Colonel Dower

May I ask the hon. Gentleman—

Mr. Robens

I do not think there would be time. The hon. and gallant Member can ask if I finish in time, when I would be very glad to give way. Perhaps I might continue with this point. The hon. Baronet drew my attention to Section 2 dealing with development involving substantial outlay on capital account, and said that the National Coal Board ought to have referred the matter to the Minister for his approval. I suggest, in all seriousness, that the working of an isolated seam, or a number of seams, or even the extension of a particular colliery, is not a question of substantial capital outlay in the sense intended in that Section. It is certainly not intended that the expenditure of a few thousand pounds in relation to a particular seam or pit should come within the scope of this Section. I could not accept on behalf of my right hon. Friend that the amount of money which the hon. Baronet has mentioned could be regarded as involving substantial outlay on capital account, because in working this seam it seems, speaking offhand, that a substantial outlay on capital account is not involved. When we come to the complete re-equipment and the broad lines of policy involving really substantial sums, then, of course, the Minister would deal with it under the Act. But I would not accept for a moment that the mere development of one particular seam could be regarded as substantial. If the hon. and gallant Member now wishes to put a point to me I will gladly give way.
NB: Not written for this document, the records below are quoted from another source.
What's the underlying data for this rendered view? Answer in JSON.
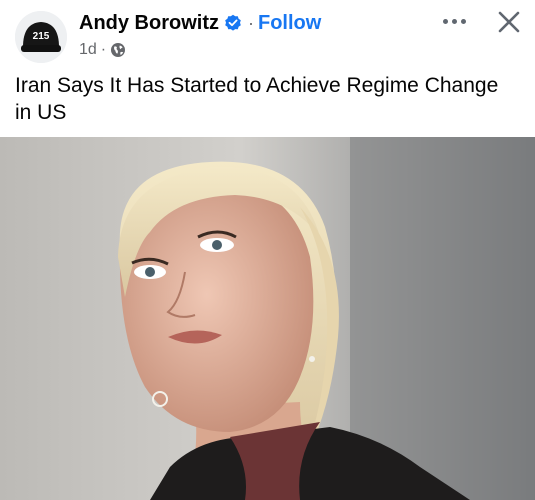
{
  "post": {
    "author": "Andy Borowitz",
    "separator": "·",
    "follow_label": "Follow",
    "age": "1d",
    "meta_separator": "·",
    "text": "Iran Says It Has Started to Achieve Regime Change in US"
  },
  "avatar": {
    "hat_text": "215"
  },
  "icons": {
    "verified": "verified-badge-icon",
    "globe": "globe-icon",
    "more": "more-options-icon",
    "close": "close-icon"
  },
  "colors": {
    "accent": "#1877f2",
    "text_primary": "#050505",
    "text_secondary": "#65676b"
  },
  "image": {
    "subject": "photo"
  }
}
Lieut.-Colonel Elliot (Scottish Universities)

Whilst the Parliamentary Secretary has made a very convincing legal case, I do not think that was what was in the mind of my hon. Friend. It is true, as the Parliamentary Secretary pointed out, that if the villagers feel they are entitled to support they can take certain steps under the Act, and so on, but I think my hon. Friend was pleading rather for mercy than for justice.

Mr. Robens rose

Lieut.-Colonel Elliot

Does the Parliamentary Secretary wish to intervene?

Mr. Robens

I was really only giving way to the hon. and gallant Member for Penrith and Cockermouth (Colonel Dower), but apparently the right hon. and gallant Gentleman took his place

Lieut.-Colonel Elliot

I thought the Minister had finished.

Mr. Robens

No. I was giving way because I had promised to do so. I suppose it was the same point?

Colonel Dower


Mr. Robens

With all due respect, I disagree entirely. The question raised by the hon. Baronet was one of subsidence, and, therefore, a question of support. The question of support is dealt with very adequately in the Mines (Working Facilities and Support) Act, 1923, and I consider that is a method which should be adopted. It can under no circumstances be regarded in the light of a national directive on policy, to which the hon. Baronet referred, and I could not advise my right hon. Friend to take action under the authority vested in him under the Act. I would point out that with the ownership of the coal there vests in the National Coal Board precisely the same rights to work it—no greater and no less—as were formerly enjoyed by the previous owners, and, had the matter been raised before the industry was nationalised, the reply which I should have had to give would have been very similar to the one which I have given tonight.

Sir J. Mellor

Will the hon. Gentleman at least agree that whatever right the law may give, the law will not give these villagers new homes?

Colonel Dower

In the moment remaining I would point out that when the Mines (Working Facilities and Support) Act was originally passed, it was very much more easy to rehouse people than it is now.

Question put, and agreed to.

Adjourned accordingly at Half-past Ten o'Clock.